"Shortages in certain employment groups and specific geographic locations also make the use of professional services necessary to maintain operations."
The union said private corporations tend to win government contracts by bidding down prices. But those corporations have, over the years, found loopholes in their contracts to charge much more for the work that's done, PIPSC said in the first of what it expects to be a series of reports on outsourcing this year.
Information technology consultants are often needed to provide specific skill sets that government employees may not have.
But PIPSC, which represents about 60,000 workers, mainly scientists and professional employees at the federal, provincial and territorial level, said a two-fold increase in information technology outsourcing in just seven years indicates suggests managers are "inappropriately using consultants" to deliver a greater share of those functions needed to deliver critical government services.
Treasury Board disputed that, saying all contracts for outside work are issued in a fair way in accordance with government policies, guidelines and procedures.
By outsourcing the work, rather than training in-house employees, though, the union argued the government is creating an even greater reliance on private contractors because a transfer of knowledge within departments is lacking.
"Government outsourcing costs Canadian taxpayers billions of dollars each year and is leading to a de-skilling of the federal public service workforce," said the report.
"Staff report that they do not get enough training to do their job and the knowledge needed to maintain projects often follows contractors out the door when a contract ends."
The government acknowledged as much last year as it struggled to deal with the Phoenix pay system problems when it awarded a $137-million contract to IBM to handle day-to-day operations of the system.
The multinational company was initially responsible for the disastrous payroll system's implementation.

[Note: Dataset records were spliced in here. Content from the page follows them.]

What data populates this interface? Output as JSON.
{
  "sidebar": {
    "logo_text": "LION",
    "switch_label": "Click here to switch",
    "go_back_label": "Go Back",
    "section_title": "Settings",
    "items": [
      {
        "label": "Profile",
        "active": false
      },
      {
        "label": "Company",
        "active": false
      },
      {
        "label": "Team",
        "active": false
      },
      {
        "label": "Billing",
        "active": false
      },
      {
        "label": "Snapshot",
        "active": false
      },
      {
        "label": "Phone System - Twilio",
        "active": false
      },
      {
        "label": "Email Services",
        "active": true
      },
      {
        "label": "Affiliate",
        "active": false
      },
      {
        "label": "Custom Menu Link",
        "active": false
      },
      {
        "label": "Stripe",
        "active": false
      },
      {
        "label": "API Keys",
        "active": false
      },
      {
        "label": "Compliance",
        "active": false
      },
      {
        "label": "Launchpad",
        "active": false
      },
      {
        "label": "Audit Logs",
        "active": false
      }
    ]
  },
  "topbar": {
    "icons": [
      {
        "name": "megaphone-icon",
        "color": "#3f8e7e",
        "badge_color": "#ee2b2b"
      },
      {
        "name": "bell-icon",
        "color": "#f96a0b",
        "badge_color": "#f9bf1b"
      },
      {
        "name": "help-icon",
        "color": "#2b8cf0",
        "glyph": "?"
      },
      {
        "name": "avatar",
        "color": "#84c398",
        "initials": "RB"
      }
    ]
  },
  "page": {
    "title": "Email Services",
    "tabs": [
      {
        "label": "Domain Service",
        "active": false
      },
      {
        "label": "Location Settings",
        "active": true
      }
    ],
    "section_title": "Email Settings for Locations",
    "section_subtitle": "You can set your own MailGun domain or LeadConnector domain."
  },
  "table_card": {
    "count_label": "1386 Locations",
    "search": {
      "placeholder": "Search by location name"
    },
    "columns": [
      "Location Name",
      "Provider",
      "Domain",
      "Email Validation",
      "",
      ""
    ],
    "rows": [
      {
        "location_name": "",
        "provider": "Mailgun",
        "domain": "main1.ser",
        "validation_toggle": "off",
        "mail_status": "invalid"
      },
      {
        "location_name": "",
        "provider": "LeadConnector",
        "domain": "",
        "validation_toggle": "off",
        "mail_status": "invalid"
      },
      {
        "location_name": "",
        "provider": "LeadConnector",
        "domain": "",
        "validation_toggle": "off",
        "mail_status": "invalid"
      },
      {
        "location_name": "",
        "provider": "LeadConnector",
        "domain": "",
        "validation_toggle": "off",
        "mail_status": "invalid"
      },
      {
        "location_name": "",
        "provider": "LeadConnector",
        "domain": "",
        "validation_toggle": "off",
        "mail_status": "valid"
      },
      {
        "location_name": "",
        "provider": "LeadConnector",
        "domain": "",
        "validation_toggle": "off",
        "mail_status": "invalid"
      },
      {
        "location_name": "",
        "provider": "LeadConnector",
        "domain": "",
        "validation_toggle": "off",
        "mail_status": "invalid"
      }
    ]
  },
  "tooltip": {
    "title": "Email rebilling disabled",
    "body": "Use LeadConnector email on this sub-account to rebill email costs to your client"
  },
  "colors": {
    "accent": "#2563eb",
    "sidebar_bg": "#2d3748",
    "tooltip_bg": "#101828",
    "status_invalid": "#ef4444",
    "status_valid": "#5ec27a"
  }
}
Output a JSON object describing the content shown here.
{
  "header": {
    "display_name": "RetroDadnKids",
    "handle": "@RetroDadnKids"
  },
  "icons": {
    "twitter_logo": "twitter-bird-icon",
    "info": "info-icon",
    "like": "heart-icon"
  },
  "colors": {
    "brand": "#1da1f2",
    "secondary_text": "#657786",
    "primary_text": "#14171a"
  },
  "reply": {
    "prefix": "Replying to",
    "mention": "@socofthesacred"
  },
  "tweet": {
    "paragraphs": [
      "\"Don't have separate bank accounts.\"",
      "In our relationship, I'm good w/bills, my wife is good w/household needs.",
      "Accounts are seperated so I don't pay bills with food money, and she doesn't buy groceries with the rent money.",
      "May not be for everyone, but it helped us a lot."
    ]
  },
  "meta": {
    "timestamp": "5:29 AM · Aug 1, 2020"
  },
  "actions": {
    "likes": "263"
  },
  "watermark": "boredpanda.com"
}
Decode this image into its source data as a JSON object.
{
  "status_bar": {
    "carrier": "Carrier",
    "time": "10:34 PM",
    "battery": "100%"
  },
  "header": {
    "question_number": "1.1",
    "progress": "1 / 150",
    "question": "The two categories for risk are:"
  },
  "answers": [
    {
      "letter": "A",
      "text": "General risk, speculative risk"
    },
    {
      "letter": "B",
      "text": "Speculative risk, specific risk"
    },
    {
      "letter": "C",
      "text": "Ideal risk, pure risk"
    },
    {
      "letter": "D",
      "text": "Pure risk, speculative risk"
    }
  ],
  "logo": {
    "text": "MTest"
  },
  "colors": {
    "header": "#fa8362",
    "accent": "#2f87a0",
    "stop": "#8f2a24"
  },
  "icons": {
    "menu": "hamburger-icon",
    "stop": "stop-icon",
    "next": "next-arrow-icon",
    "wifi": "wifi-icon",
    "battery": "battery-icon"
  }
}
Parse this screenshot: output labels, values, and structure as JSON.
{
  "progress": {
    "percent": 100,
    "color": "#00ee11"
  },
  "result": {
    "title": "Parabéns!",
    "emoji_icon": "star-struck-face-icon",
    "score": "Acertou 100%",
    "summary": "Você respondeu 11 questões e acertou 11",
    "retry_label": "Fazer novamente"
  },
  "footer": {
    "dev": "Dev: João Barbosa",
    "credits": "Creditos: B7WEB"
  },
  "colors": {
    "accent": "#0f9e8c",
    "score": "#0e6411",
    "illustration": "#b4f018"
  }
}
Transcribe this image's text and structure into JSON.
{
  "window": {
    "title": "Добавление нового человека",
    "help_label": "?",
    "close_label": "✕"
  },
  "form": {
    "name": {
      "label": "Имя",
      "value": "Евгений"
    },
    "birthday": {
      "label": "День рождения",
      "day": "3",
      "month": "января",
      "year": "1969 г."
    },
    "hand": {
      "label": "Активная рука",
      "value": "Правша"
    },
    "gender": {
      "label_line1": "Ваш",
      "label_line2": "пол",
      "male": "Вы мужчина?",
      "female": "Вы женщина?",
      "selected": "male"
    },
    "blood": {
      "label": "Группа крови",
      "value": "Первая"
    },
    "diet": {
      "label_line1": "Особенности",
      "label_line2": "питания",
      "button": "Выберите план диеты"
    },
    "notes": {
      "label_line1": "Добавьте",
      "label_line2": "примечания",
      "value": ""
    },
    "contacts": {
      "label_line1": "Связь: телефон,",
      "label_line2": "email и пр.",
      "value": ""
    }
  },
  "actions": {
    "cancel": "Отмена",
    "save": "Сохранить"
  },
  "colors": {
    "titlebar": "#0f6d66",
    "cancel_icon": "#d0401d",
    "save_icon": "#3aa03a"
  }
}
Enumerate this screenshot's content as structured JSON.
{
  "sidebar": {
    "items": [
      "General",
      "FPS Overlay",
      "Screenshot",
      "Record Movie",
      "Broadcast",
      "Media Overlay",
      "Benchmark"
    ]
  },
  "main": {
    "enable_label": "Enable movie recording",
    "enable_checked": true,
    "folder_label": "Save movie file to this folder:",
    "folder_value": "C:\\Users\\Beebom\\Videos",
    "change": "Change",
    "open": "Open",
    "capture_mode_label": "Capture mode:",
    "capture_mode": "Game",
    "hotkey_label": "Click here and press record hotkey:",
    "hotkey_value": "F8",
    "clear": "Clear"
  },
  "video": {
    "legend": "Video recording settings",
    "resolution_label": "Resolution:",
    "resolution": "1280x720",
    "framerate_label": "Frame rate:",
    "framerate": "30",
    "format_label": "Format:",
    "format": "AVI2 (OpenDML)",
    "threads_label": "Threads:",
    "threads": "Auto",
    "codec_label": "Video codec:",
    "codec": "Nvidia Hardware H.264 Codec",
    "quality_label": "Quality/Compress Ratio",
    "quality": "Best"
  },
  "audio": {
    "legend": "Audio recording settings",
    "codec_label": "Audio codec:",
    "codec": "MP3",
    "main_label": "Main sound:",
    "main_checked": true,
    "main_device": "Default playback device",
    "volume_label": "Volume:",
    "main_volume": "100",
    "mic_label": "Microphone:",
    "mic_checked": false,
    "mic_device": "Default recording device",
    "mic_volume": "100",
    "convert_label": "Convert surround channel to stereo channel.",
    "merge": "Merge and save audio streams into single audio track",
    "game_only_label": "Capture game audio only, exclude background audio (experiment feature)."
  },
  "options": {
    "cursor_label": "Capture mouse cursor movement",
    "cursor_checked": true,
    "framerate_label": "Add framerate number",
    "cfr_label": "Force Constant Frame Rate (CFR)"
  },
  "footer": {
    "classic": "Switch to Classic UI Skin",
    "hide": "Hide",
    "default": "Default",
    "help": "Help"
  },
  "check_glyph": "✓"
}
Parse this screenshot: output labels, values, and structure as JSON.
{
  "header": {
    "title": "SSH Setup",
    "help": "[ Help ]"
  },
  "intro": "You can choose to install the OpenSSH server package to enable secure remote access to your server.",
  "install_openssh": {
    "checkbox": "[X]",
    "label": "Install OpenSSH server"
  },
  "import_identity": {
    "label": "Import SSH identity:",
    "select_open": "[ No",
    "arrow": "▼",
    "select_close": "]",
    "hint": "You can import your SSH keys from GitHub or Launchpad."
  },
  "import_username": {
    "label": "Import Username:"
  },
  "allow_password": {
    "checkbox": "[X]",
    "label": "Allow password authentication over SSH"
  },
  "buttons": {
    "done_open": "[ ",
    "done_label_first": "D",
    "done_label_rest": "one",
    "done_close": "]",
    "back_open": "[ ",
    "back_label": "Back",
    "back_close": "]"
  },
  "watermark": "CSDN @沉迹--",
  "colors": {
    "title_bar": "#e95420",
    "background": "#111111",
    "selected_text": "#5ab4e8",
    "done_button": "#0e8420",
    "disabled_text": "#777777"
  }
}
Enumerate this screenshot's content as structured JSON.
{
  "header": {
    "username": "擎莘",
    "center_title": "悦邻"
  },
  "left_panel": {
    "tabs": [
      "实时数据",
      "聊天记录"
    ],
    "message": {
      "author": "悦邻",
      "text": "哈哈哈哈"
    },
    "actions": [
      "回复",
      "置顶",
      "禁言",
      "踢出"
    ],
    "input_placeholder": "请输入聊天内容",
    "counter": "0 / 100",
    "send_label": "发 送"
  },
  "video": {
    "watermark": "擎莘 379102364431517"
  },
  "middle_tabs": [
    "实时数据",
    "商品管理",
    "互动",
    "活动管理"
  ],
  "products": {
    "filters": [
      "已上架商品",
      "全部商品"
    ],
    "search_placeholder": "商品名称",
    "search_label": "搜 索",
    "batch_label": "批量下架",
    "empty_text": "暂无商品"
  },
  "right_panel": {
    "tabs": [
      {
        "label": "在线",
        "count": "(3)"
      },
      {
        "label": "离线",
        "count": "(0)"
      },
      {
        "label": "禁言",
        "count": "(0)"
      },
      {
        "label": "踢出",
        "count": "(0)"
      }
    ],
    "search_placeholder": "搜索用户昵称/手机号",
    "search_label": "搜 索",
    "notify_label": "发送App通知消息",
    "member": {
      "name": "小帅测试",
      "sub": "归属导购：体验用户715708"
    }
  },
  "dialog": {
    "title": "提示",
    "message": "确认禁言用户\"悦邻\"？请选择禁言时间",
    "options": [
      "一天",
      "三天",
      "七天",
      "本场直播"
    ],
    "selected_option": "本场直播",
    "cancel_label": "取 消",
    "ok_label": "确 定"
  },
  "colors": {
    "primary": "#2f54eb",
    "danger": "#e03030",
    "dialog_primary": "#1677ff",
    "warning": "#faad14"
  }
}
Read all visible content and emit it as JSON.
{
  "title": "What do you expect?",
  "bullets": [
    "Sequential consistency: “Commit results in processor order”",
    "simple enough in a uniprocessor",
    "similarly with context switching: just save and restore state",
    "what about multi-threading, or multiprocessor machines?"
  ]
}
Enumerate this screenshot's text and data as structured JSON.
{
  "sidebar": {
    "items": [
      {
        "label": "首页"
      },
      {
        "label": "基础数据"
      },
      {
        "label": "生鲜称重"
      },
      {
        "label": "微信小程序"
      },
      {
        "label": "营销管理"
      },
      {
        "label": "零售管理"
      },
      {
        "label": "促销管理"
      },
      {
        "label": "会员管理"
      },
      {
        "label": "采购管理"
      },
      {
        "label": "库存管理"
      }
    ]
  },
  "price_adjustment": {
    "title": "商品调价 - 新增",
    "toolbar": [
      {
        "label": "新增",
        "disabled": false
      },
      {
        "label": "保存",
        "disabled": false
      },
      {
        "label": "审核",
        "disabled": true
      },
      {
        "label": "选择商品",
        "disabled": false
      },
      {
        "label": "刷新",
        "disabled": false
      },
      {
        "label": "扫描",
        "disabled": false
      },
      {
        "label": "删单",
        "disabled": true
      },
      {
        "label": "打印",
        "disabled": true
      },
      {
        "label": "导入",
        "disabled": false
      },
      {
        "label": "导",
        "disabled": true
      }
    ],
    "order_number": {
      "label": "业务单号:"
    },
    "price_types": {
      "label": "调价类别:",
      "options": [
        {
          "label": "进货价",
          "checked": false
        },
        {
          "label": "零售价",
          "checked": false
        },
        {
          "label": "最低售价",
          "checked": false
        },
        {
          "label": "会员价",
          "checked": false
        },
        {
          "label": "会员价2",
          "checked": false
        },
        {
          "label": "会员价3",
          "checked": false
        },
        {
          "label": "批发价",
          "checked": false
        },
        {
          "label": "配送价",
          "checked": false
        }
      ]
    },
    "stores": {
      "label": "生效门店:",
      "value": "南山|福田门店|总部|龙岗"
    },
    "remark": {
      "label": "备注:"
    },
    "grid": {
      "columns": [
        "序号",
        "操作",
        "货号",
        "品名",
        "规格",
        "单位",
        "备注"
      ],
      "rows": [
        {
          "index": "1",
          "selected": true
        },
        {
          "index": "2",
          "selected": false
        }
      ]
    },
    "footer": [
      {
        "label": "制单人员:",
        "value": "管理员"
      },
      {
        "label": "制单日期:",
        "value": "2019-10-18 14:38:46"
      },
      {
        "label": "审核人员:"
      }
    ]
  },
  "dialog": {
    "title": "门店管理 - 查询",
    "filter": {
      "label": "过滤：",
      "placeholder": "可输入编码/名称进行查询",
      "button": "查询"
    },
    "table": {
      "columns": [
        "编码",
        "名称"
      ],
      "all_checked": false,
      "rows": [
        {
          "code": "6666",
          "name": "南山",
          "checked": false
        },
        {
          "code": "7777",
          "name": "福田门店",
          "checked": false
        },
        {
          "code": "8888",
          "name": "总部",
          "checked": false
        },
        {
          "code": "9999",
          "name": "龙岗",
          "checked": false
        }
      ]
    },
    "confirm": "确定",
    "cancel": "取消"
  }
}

Under the new extension to the contract initially awarded in 2011, IBM was to integrate 170 of its employees into the federal public service for up to three years to stabilize the pay system.
This report by The Canadian Press was first published Jan. 27, 2020.